Dear Mr. Longfellow: Letters to and from the Children's Poet
If you were attending school in the late-nineteenth century,it's very likely that your teacher would have taught you tomemorize lines from "The Village Blacksmith" by renowned poet HenryWadsworth Longfellow. And on the classroom wall you'd probably seehis portrait looking down benignly on you and your classmates.Longfellow was so famous and beloved by youth in this era that hewas known as "the children's poet." Students not only memorized hispoetry but sent him hundreds of letters.In this charming biography, storyteller and author Sydelle Pearlrecounts the life of Henry Wadsworth Longfellow by drawing upon theletters he received from his young admirers. In their letters,children from yesteryear reveal details about their lives thatreach across the years to young people today. The letters alsohighlight the unique, close relationship that children shared withLongfellow.

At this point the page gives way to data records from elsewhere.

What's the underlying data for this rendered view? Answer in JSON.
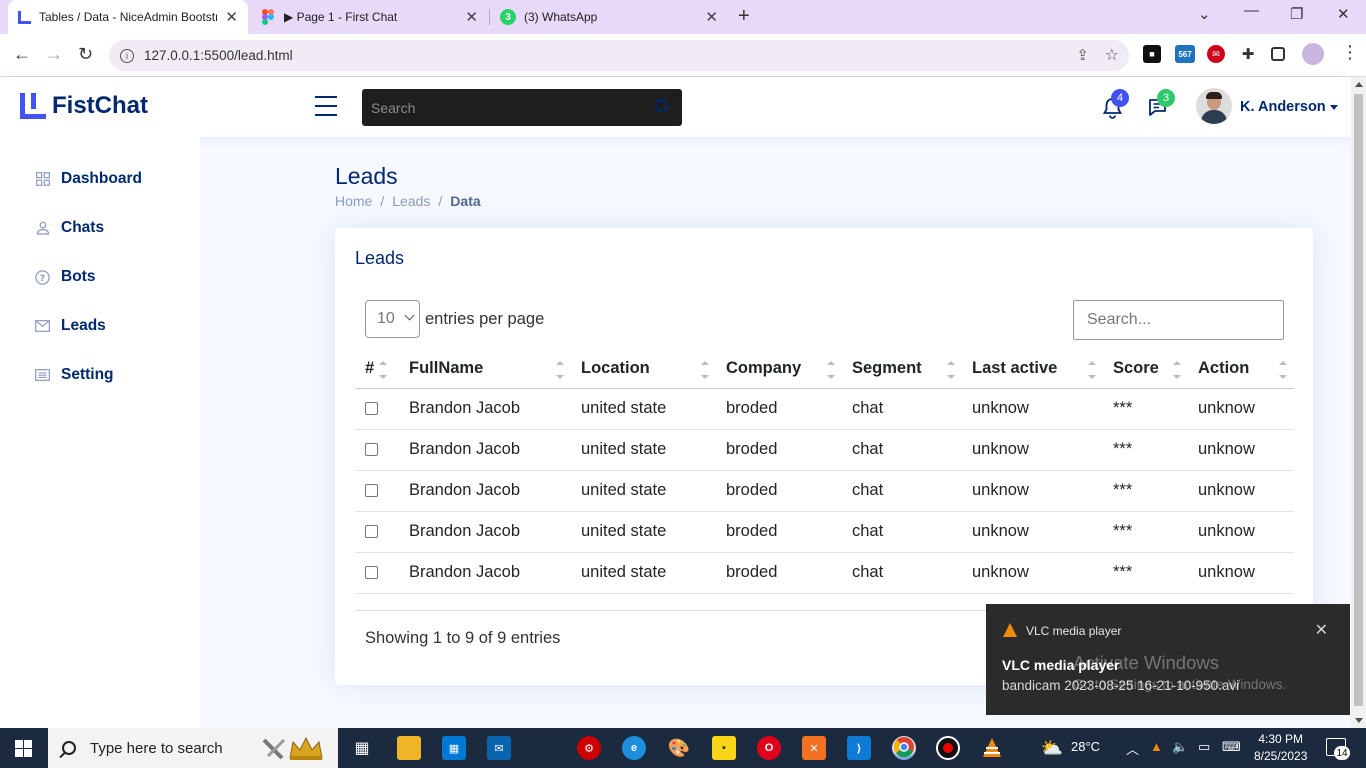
{
  "browser": {
    "tabs": [
      {
        "title": "Tables / Data - NiceAdmin Bootstrap",
        "close": "✕"
      },
      {
        "title": "▶ Page 1 - First Chat",
        "close": "✕"
      },
      {
        "title": "(3) WhatsApp",
        "close": "✕"
      }
    ],
    "whatsapp_badge": "3",
    "url": "127.0.0.1:5500/lead.html",
    "ext_badge": "567"
  },
  "header": {
    "brand": "FistChat",
    "search_placeholder": "Search",
    "notifications_count": "4",
    "messages_count": "3",
    "user_name": "K. Anderson"
  },
  "sidebar": {
    "items": [
      {
        "label": "Dashboard",
        "icon": "grid-icon"
      },
      {
        "label": "Chats",
        "icon": "person-icon"
      },
      {
        "label": "Bots",
        "icon": "question-circle-icon"
      },
      {
        "label": "Leads",
        "icon": "envelope-icon"
      },
      {
        "label": "Setting",
        "icon": "card-list-icon"
      }
    ]
  },
  "page": {
    "title": "Leads",
    "breadcrumb": [
      "Home",
      "Leads",
      "Data"
    ]
  },
  "card": {
    "title": "Leads",
    "per_page_value": "10",
    "per_page_label": "entries per page",
    "search_placeholder": "Search...",
    "columns": [
      "#",
      "FullName",
      "Location",
      "Company",
      "Segment",
      "Last active",
      "Score",
      "Action"
    ],
    "rows": [
      {
        "name": "Brandon Jacob",
        "location": "united state",
        "company": "broded",
        "segment": "chat",
        "last_active": "unknow",
        "score": "***",
        "action": "unknow"
      },
      {
        "name": "Brandon Jacob",
        "location": "united state",
        "company": "broded",
        "segment": "chat",
        "last_active": "unknow",
        "score": "***",
        "action": "unknow"
      },
      {
        "name": "Brandon Jacob",
        "location": "united state",
        "company": "broded",
        "segment": "chat",
        "last_active": "unknow",
        "score": "***",
        "action": "unknow"
      },
      {
        "name": "Brandon Jacob",
        "location": "united state",
        "company": "broded",
        "segment": "chat",
        "last_active": "unknow",
        "score": "***",
        "action": "unknow"
      },
      {
        "name": "Brandon Jacob",
        "location": "united state",
        "company": "broded",
        "segment": "chat",
        "last_active": "unknow",
        "score": "***",
        "action": "unknow"
      }
    ],
    "footer": "Showing 1 to 9 of 9 entries"
  },
  "toast": {
    "app": "VLC media player",
    "heading": "VLC media player",
    "body": "bandicam 2023-08-25 16-21-10-950.avi",
    "close": "✕"
  },
  "watermark": {
    "line1": "Activate Windows",
    "line2": "Go to Settings to activate Windows."
  },
  "taskbar": {
    "search_placeholder": "Type here to search",
    "weather": "28°C",
    "time": "4:30 PM",
    "date": "8/25/2023",
    "notification_count": "14"
  },
  "colors": {
    "primary": "#4154f1",
    "navy": "#012970",
    "muted": "#899bbd",
    "tab_strip": "#e9d9f8"
  }
}
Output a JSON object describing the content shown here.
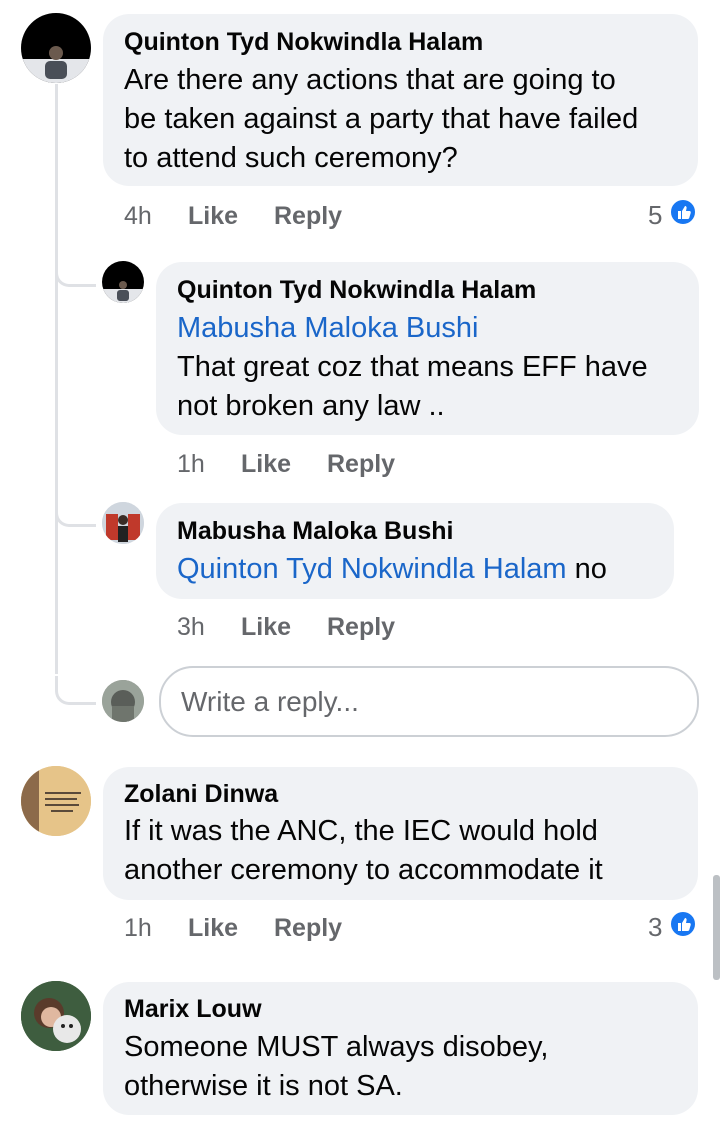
{
  "comments": [
    {
      "author": "Quinton Tyd Nokwindla Halam",
      "lines": [
        "Are there any actions that are going to",
        "be taken against a party that have failed",
        "to attend such ceremony?"
      ],
      "time": "4h",
      "like": "Like",
      "reply": "Reply",
      "reactions": "5"
    },
    {
      "author": "Quinton Tyd Nokwindla Halam",
      "mention": "Mabusha Maloka Bushi",
      "lines": [
        "That great coz that means EFF have",
        "not broken any law .."
      ],
      "time": "1h",
      "like": "Like",
      "reply": "Reply"
    },
    {
      "author": "Mabusha Maloka Bushi",
      "mention": "Quinton Tyd Nokwindla Halam",
      "text_after_mention": " no",
      "time": "3h",
      "like": "Like",
      "reply": "Reply"
    },
    {
      "author": "Zolani Dinwa",
      "lines": [
        "If it was the ANC, the IEC would hold",
        "another ceremony to accommodate it"
      ],
      "time": "1h",
      "like": "Like",
      "reply": "Reply",
      "reactions": "3"
    },
    {
      "author": "Marix Louw",
      "lines": [
        "Someone MUST always disobey,",
        "otherwise it is not SA."
      ]
    }
  ],
  "reply_box": {
    "placeholder": "Write a reply..."
  },
  "colors": {
    "bubble": "#f0f2f5",
    "mention": "#1a66c9",
    "like_blue": "#1877f2",
    "meta": "#65676b"
  },
  "icons": [
    "like-icon"
  ]
}
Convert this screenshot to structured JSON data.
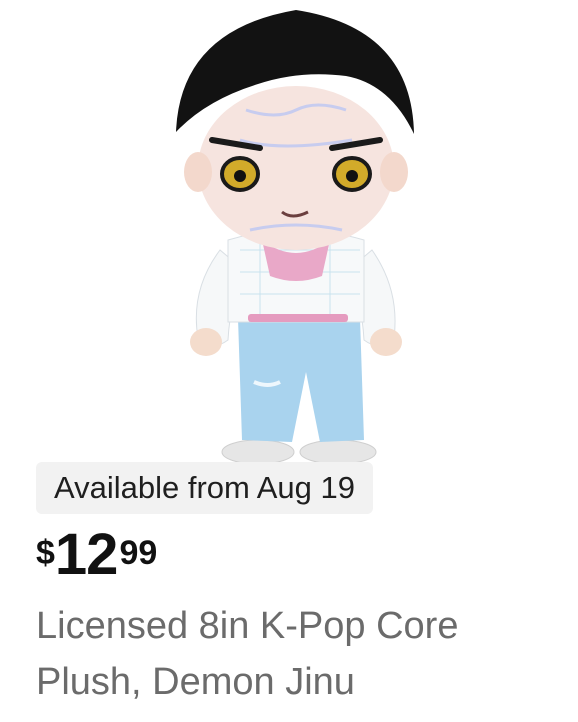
{
  "product": {
    "image_alt": "K-Pop Core Plush Demon Jinu",
    "availability": "Available from Aug 19",
    "price": {
      "currency": "$",
      "whole": "12",
      "cents": "99"
    },
    "title": "Licensed 8in K-Pop Core Plush, Demon Jinu"
  }
}
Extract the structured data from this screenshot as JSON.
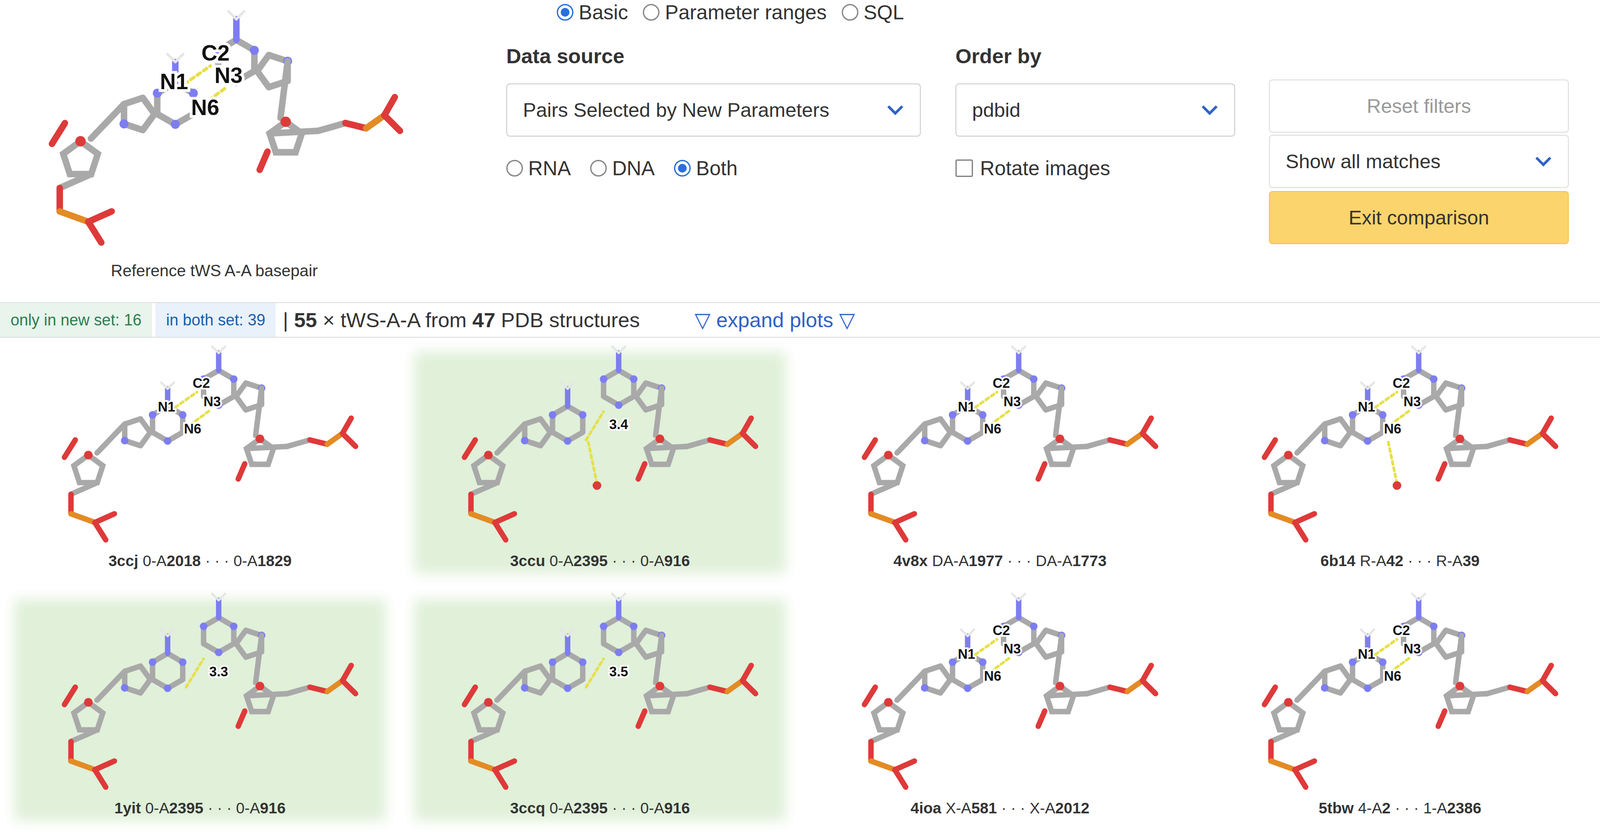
{
  "mode_options": [
    {
      "label": "Basic",
      "selected": true
    },
    {
      "label": "Parameter ranges",
      "selected": false
    },
    {
      "label": "SQL",
      "selected": false
    }
  ],
  "reference": {
    "caption": "Reference tWS A-A basepair",
    "labels": [
      "N1",
      "C2",
      "N3",
      "N6"
    ]
  },
  "data_source": {
    "label": "Data source",
    "value": "Pairs Selected by New Parameters"
  },
  "molecule_type": [
    {
      "label": "RNA",
      "selected": false
    },
    {
      "label": "DNA",
      "selected": false
    },
    {
      "label": "Both",
      "selected": true
    }
  ],
  "order_by": {
    "label": "Order by",
    "value": "pdbid"
  },
  "rotate_images": {
    "label": "Rotate images",
    "checked": false
  },
  "reset_filters": {
    "label": "Reset filters",
    "disabled": true
  },
  "match_filter": {
    "value": "Show all matches"
  },
  "exit_comparison": {
    "label": "Exit comparison"
  },
  "summary": {
    "only_new": "only in new set: 16",
    "both": "in both set: 39",
    "separator": "| ",
    "count": "55",
    "count_text": " × tWS-A-A from ",
    "structures": "47",
    "structures_text": " PDB structures",
    "expand": "▽ expand plots ▽"
  },
  "cards": [
    {
      "pdbid": "3ccj",
      "chain1": "0-A",
      "num1": "2018",
      "sep": "· · ·",
      "chain2": "0-A",
      "num2": "1829",
      "kind": "atoms",
      "labels": [
        "N1",
        "C2",
        "N3",
        "N6"
      ],
      "only_in_new": false,
      "water": false
    },
    {
      "pdbid": "3ccu",
      "chain1": "0-A",
      "num1": "2395",
      "sep": "· · ·",
      "chain2": "0-A",
      "num2": "916",
      "kind": "distance",
      "distance": "3.4",
      "only_in_new": true,
      "water": true
    },
    {
      "pdbid": "4v8x",
      "chain1": "DA-A",
      "num1": "1977",
      "sep": "· · ·",
      "chain2": "DA-A",
      "num2": "1773",
      "kind": "atoms",
      "labels": [
        "N1",
        "C2",
        "N3",
        "N6"
      ],
      "only_in_new": false,
      "water": false
    },
    {
      "pdbid": "6b14",
      "chain1": "R-A",
      "num1": "42",
      "sep": "· · ·",
      "chain2": "R-A",
      "num2": "39",
      "kind": "atoms",
      "labels": [
        "N1",
        "C2",
        "N3",
        "N6"
      ],
      "only_in_new": false,
      "water": true
    },
    {
      "pdbid": "1yit",
      "chain1": "0-A",
      "num1": "2395",
      "sep": "· · ·",
      "chain2": "0-A",
      "num2": "916",
      "kind": "distance",
      "distance": "3.3",
      "only_in_new": true,
      "water": false
    },
    {
      "pdbid": "3ccq",
      "chain1": "0-A",
      "num1": "2395",
      "sep": "· · ·",
      "chain2": "0-A",
      "num2": "916",
      "kind": "distance",
      "distance": "3.5",
      "only_in_new": true,
      "water": false
    },
    {
      "pdbid": "4ioa",
      "chain1": "X-A",
      "num1": "581",
      "sep": "· · ·",
      "chain2": "X-A",
      "num2": "2012",
      "kind": "atoms",
      "labels": [
        "N1",
        "C2",
        "N3",
        "N6"
      ],
      "only_in_new": false,
      "water": false
    },
    {
      "pdbid": "5tbw",
      "chain1": "4-A",
      "num1": "2",
      "sep": "· · ·",
      "chain2": "1-A",
      "num2": "2386",
      "kind": "atoms",
      "labels": [
        "N1",
        "C2",
        "N3",
        "N6"
      ],
      "only_in_new": false,
      "water": false
    }
  ]
}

A girl from West Virginia writes, "Thank you so muchfor writing for children.... It makes us feel that we are notforgotten." Others ask him about what he did as a boy or a youngman. In one extraordinary gesture of friendship, the schoolchildrenof Cambridge celebrated his birthday by presenting him with a chaircreated from the wood of the "spreading chestnut tree" made famousin his poem "The Village Blacksmith." Longfellow dedicated his poem"From My Arm-Chair" to these thoughtful children.Complete with selected poems and photographs of the poet and hisfamily, Dear Mr. Longfellow brings to life a famous figureof American literature and a distant, simpler age in the history ofour country.